* Excerpted records *

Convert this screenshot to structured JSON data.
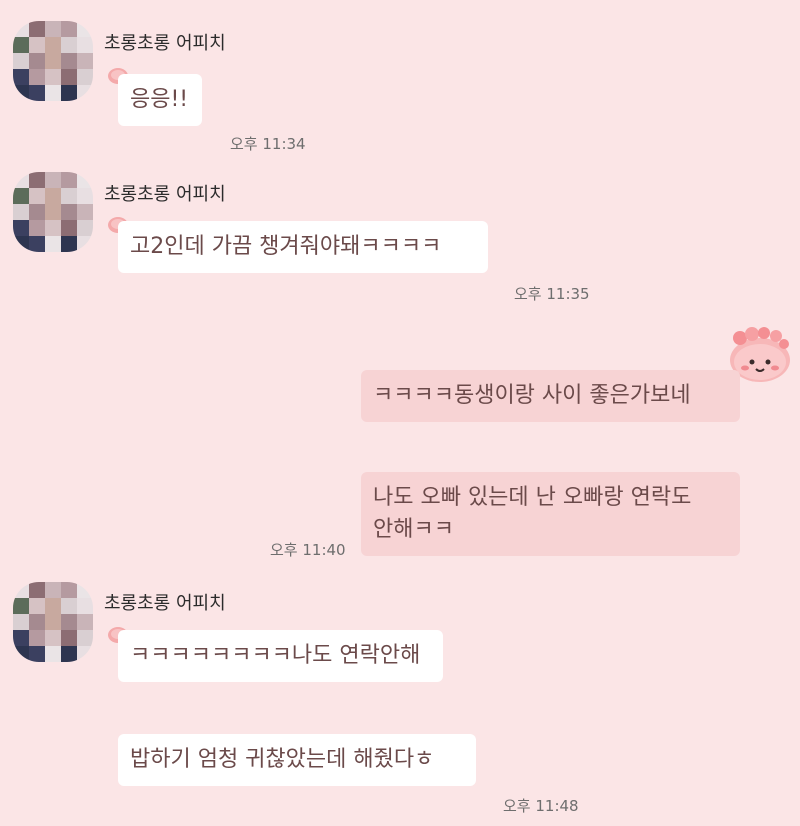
{
  "messages": [
    {
      "sender": "초롱초롱 어피치",
      "text": "응응!!",
      "time": "오후 11:34"
    },
    {
      "sender": "초롱초롱 어피치",
      "text": "고2인데 가끔 챙겨줘야돼ㅋㅋㅋㅋ",
      "time": "오후 11:35"
    },
    {
      "sender": "me",
      "text": "ㅋㅋㅋㅋ동생이랑 사이 좋은가보네"
    },
    {
      "sender": "me",
      "text_line1": "나도 오빠 있는데 난 오빠랑 연락도",
      "text_line2": "안해ㅋㅋ",
      "time": "오후 11:40"
    },
    {
      "sender": "초롱초롱 어피치",
      "text": "ㅋㅋㅋㅋㅋㅋㅋㅋ나도 연락안해"
    },
    {
      "sender": "초롱초롱 어피치",
      "text": "밥하기 엄청 귀찮았는데 해줬다ㅎ",
      "time": "오후 11:48"
    }
  ],
  "colors": {
    "background": "#fbe5e6",
    "bubble_received": "#ffffff",
    "bubble_sent": "#f7d3d4",
    "text": "#6b4a4a"
  },
  "icons": {
    "avatar": "pixelated-profile-avatar",
    "bubble_tail": "peach-icon",
    "sticker": "apeach-flower-sticker"
  }
}
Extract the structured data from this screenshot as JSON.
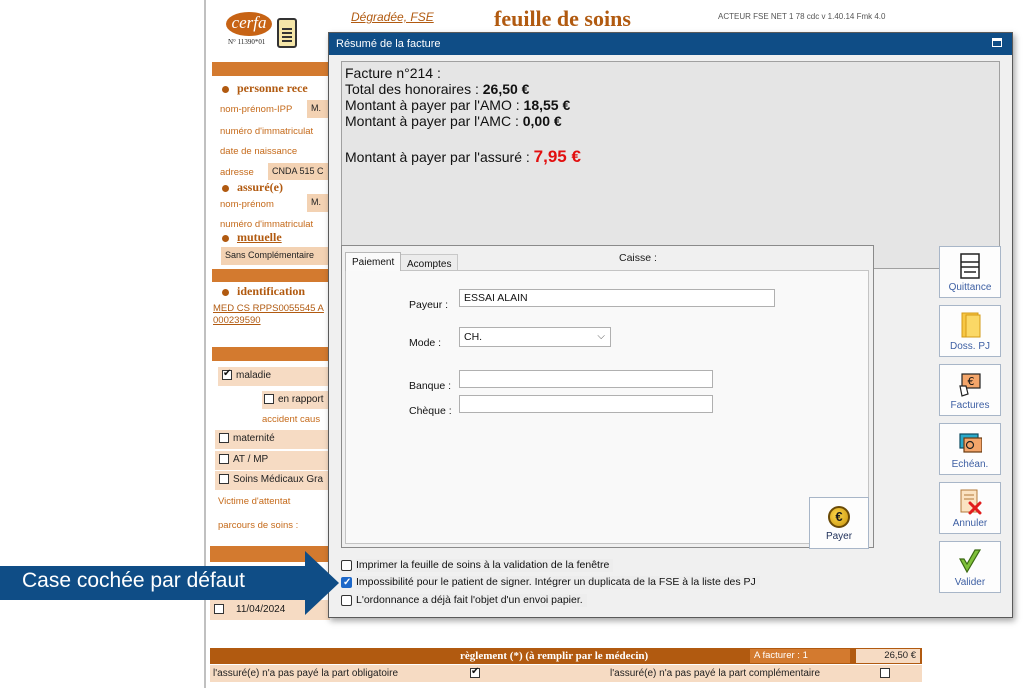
{
  "background_form": {
    "cerfa_logo": "cerfa",
    "cerfa_number": "N° 11390*01",
    "degradee_link": "Dégradée, FSE",
    "title": "feuille de soins",
    "acteur_version": "ACTEUR FSE NET 1 78  cdc v 1.40.14  Fmk 4.0",
    "section_personne": "personne rece",
    "label_nom_prenom_ipp": "nom-prénom-IPP",
    "value_nom_prenom_ipp": "M.",
    "label_num_immat": "numéro d'immatriculat",
    "label_date_naissance": "date de naissance",
    "label_adresse": "adresse",
    "value_adresse": "CNDA 515 C",
    "section_assure": "assuré(e)",
    "label_nom_prenom": "nom-prénom",
    "value_nom_prenom": "M.",
    "label_num_immat2": "numéro d'immatriculat",
    "section_mutuelle": "mutuelle",
    "value_mutuelle": "Sans Complémentaire",
    "section_identification": "identification",
    "med_link_1": "MED CS RPPS0055545 A",
    "med_link_2": "000239590",
    "chk_maladie": "maladie",
    "chk_en_rapport": "en rapport",
    "label_accident": "accident caus",
    "chk_maternite": "maternité",
    "chk_at_mp": "AT / MP",
    "chk_soins_medicaux": "Soins Médicaux Gra",
    "label_victime": "Victime d'attentat",
    "label_parcours": "parcours de soins :",
    "date_row": "11/04/2024",
    "reglement_title": "règlement (*) (à remplir par le médecin)",
    "a_facturer": "A facturer : 1",
    "a_facturer_amount": "26,50 €",
    "not_paid_mandatory": "l'assuré(e) n'a pas payé la part obligatoire",
    "not_paid_complementary": "l'assuré(e) n'a pas payé la part complémentaire"
  },
  "modal": {
    "title": "Résumé de la facture",
    "summary": {
      "invoice_line": "Facture n°214 :",
      "total_label": "Total des honoraires : ",
      "total_value": "26,50 €",
      "amo_label": "Montant à payer par l'AMO : ",
      "amo_value": "18,55 €",
      "amc_label": "Montant à payer par l'AMC : ",
      "amc_value": "0,00 €",
      "assure_label": "Montant à payer par l'assuré : ",
      "assure_value": "7,95 €"
    },
    "tabs": [
      {
        "label": "Paiement",
        "active": true
      },
      {
        "label": "Acomptes",
        "active": false
      }
    ],
    "caisse_label": "Caisse :",
    "payment": {
      "payeur_label": "Payeur :",
      "payeur_value": "ESSAI ALAIN",
      "mode_label": "Mode :",
      "mode_value": "CH.",
      "banque_label": "Banque :",
      "banque_value": "",
      "cheque_label": "Chèque :",
      "cheque_value": "",
      "payer_button": "Payer"
    },
    "options": [
      {
        "label": "Imprimer la feuille de soins à la validation de la fenêtre",
        "checked": false
      },
      {
        "label": "Impossibilité pour le patient de signer. Intégrer un duplicata de la FSE à la liste des PJ",
        "checked": true
      },
      {
        "label": "L'ordonnance a déjà fait l'objet d'un envoi papier.",
        "checked": false
      }
    ],
    "side_buttons": {
      "quittance": "Quittance",
      "doss_pj": "Doss. PJ",
      "factures": "Factures",
      "echean": "Echéan.",
      "annuler": "Annuler",
      "valider": "Valider"
    }
  },
  "callout": "Case cochée par défaut",
  "colors": {
    "titlebar": "#0f4d86",
    "accent_orange": "#d37a2f",
    "amount_red": "#e20f0f"
  }
}
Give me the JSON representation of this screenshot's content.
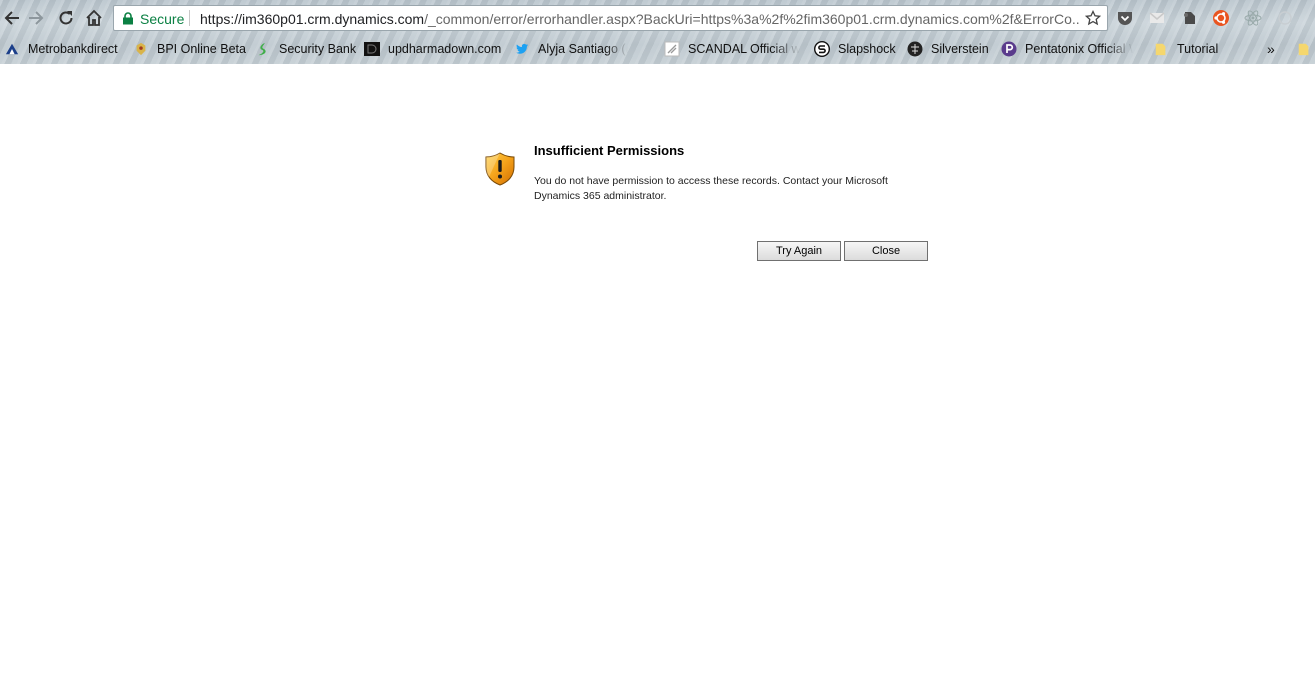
{
  "browser": {
    "secure_label": "Secure",
    "url_host": "https://im360p01.crm.dynamics.com",
    "url_rest": "/_common/error/errorhandler.aspx?BackUri=https%3a%2f%2fim360p01.crm.dynamics.com%2f&ErrorCo...",
    "colors": {
      "secure": "#0b8043"
    }
  },
  "bookmarks": [
    {
      "label": "Metrobankdirect",
      "icon": "metrobank-icon"
    },
    {
      "label": "BPI Online Beta",
      "icon": "bpi-icon"
    },
    {
      "label": "Security Bank",
      "icon": "security-bank-icon"
    },
    {
      "label": "updharmadown.com",
      "icon": "updharmadown-icon"
    },
    {
      "label": "Alyja Santiago (@aly",
      "icon": "twitter-icon"
    },
    {
      "label": "SCANDAL Official we",
      "icon": "scandal-icon"
    },
    {
      "label": "Slapshock",
      "icon": "slapshock-icon"
    },
    {
      "label": "Silverstein",
      "icon": "silverstein-icon"
    },
    {
      "label": "Pentatonix Official W",
      "icon": "pentatonix-icon"
    },
    {
      "label": "Tutorial",
      "icon": "folder-icon"
    }
  ],
  "bookmarks_overflow": "»",
  "error": {
    "title": "Insufficient Permissions",
    "message": "You do not have permission to access these records. Contact your Microsoft Dynamics 365 administrator.",
    "try_again_label": "Try Again",
    "close_label": "Close",
    "icon": "warning-shield-icon"
  }
}
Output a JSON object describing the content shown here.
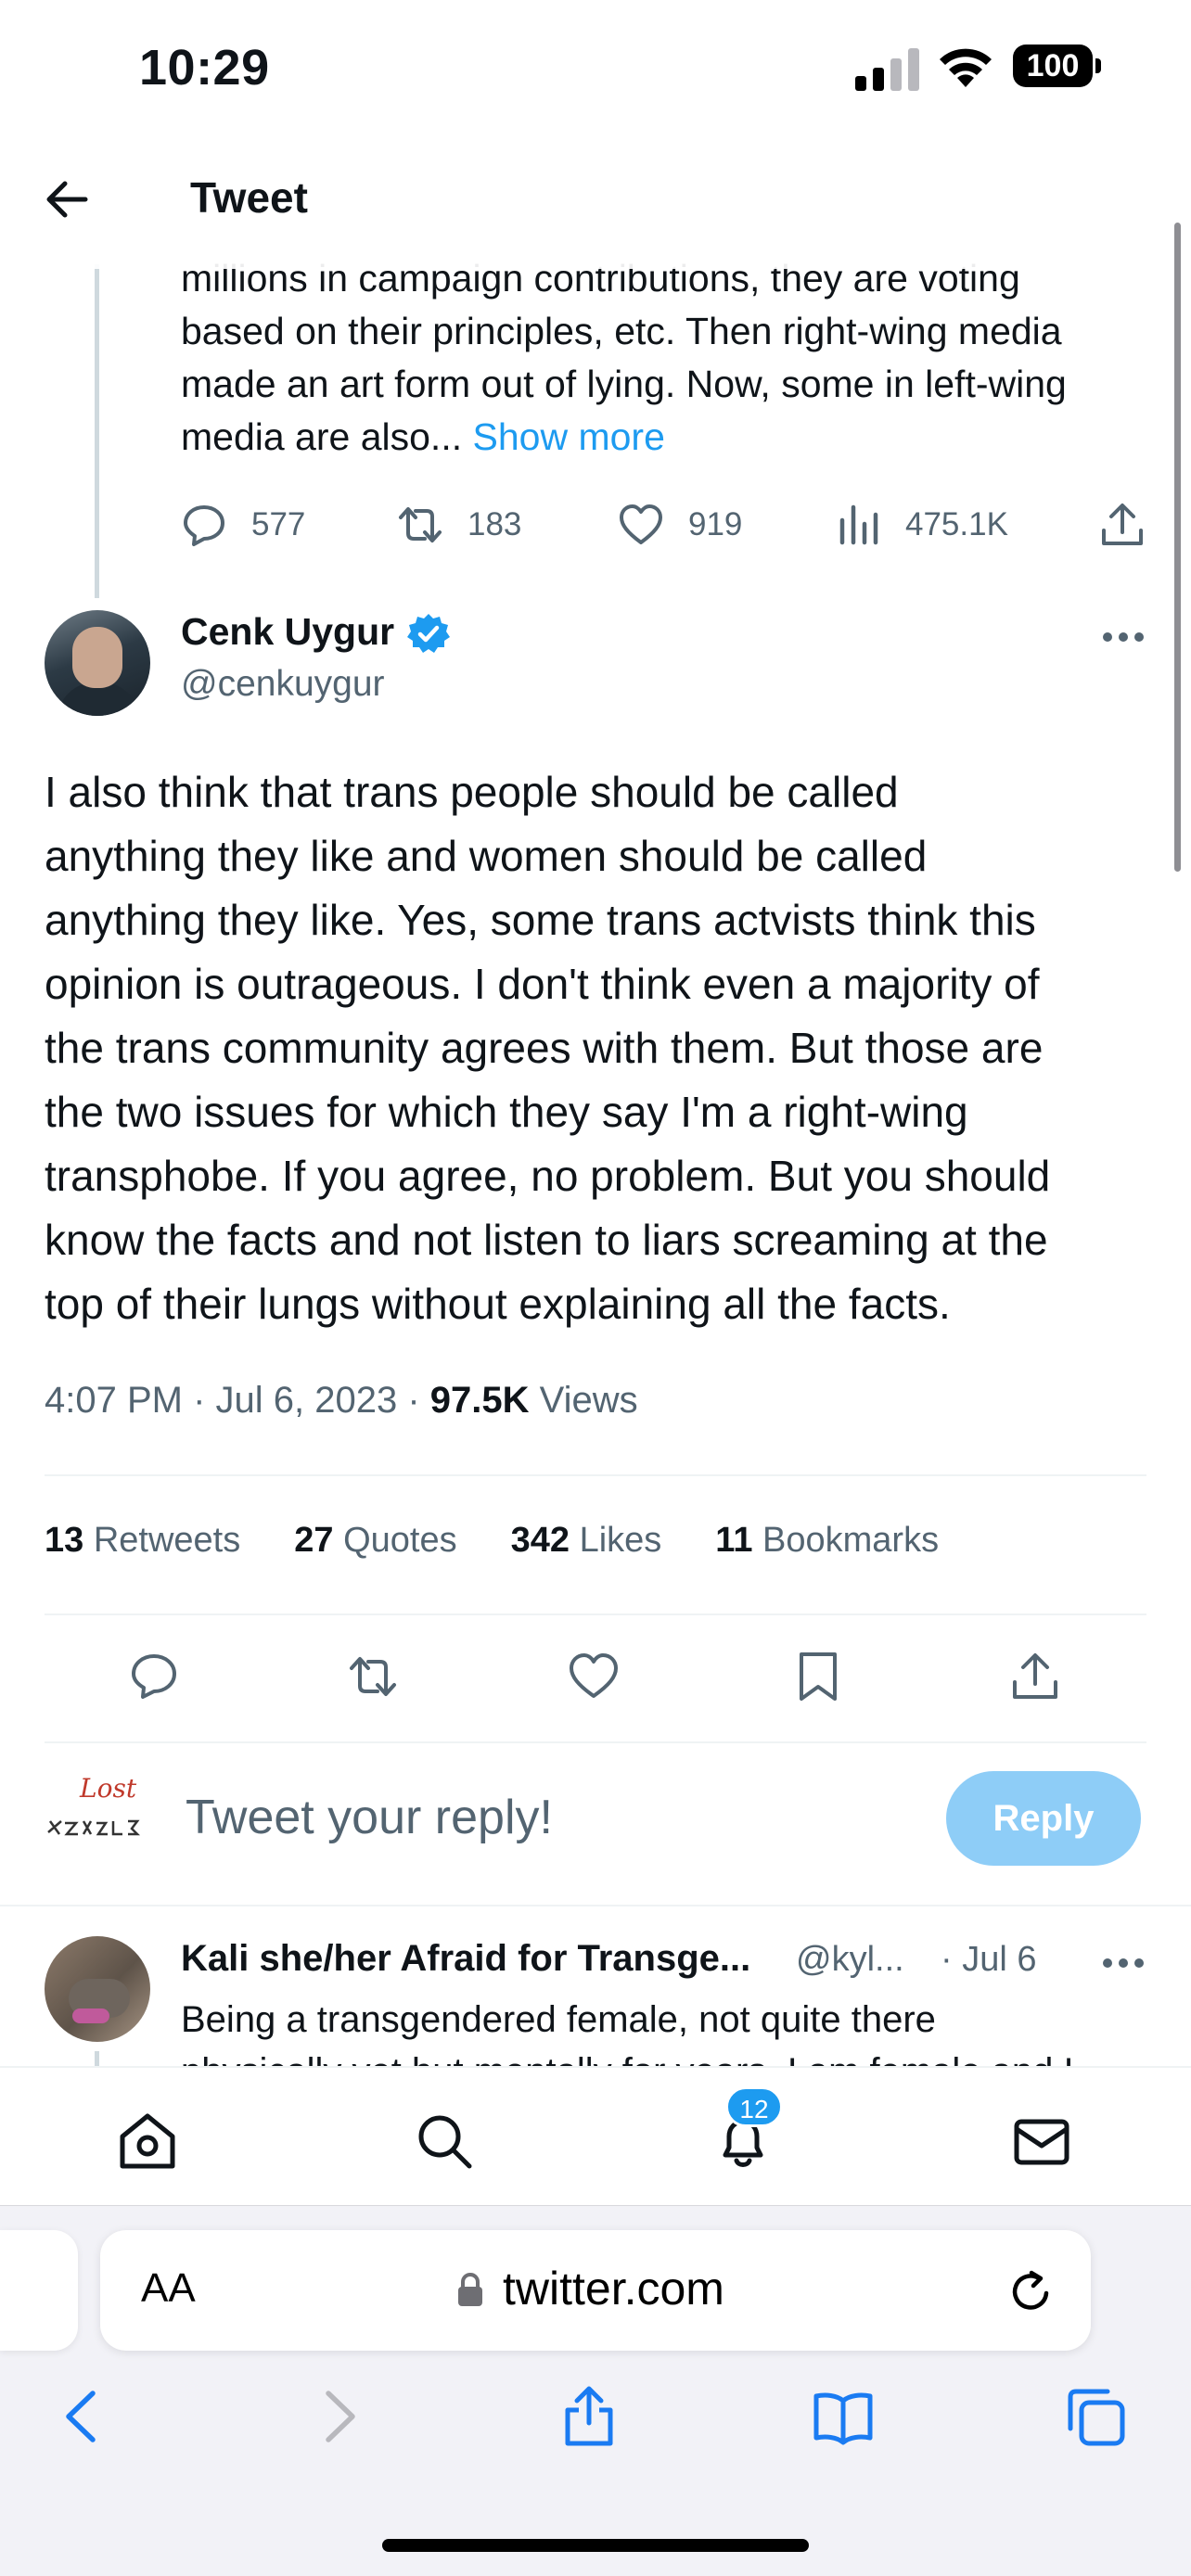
{
  "status_bar": {
    "time": "10:29",
    "battery": "100"
  },
  "header": {
    "title": "Tweet"
  },
  "quoted_tweet": {
    "text_lines": [
      "millions in campaign contributions, they are voting",
      "based on their principles, etc. Then right-wing media",
      "made an art form out of lying. Now, some in left-wing",
      "media are also..."
    ],
    "show_more": "Show more",
    "replies": "577",
    "retweets": "183",
    "likes": "919",
    "views": "475.1K"
  },
  "tweet": {
    "author_name": "Cenk Uygur",
    "author_handle": "@cenkuygur",
    "body_lines": [
      "I also think that trans people should be called",
      "anything they like and women should be called",
      "anything they like. Yes, some trans actvists think this",
      "opinion is outrageous. I don't think even a majority of",
      "the trans community agrees with them. But those are",
      "the two issues for which they say I'm a right-wing",
      "transphobe. If you agree, no problem. But you should",
      "know the facts and not listen to liars screaming at the",
      "top of their lungs without explaining all the facts."
    ],
    "time": "4:07 PM · Jul 6, 2023 · ",
    "views_count": "97.5K",
    "views_label": " Views",
    "stats": {
      "retweets_count": "13",
      "retweets_label": " Retweets",
      "quotes_count": "27",
      "quotes_label": " Quotes",
      "likes_count": "342",
      "likes_label": " Likes",
      "bookmarks_count": "11",
      "bookmarks_label": " Bookmarks"
    }
  },
  "reply_box": {
    "placeholder": "Tweet your reply!",
    "button": "Reply",
    "avatar_text": "Lost"
  },
  "reply": {
    "author": "Kali she/her Afraid for Transge...",
    "handle": "@kyl...",
    "date": "· Jul 6",
    "text_line1": "Being a transgendered female, not quite there",
    "text_line2": "physically yet but mentally for years. I am female and I"
  },
  "nav": {
    "notification_count": "12"
  },
  "browser": {
    "aa": "AA",
    "url": "twitter.com"
  },
  "colors": {
    "accent": "#1d9bf0",
    "reply_button": "#8ecdf7",
    "muted": "#536471",
    "text": "#0f1419"
  }
}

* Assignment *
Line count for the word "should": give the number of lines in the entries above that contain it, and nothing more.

* Task output *
3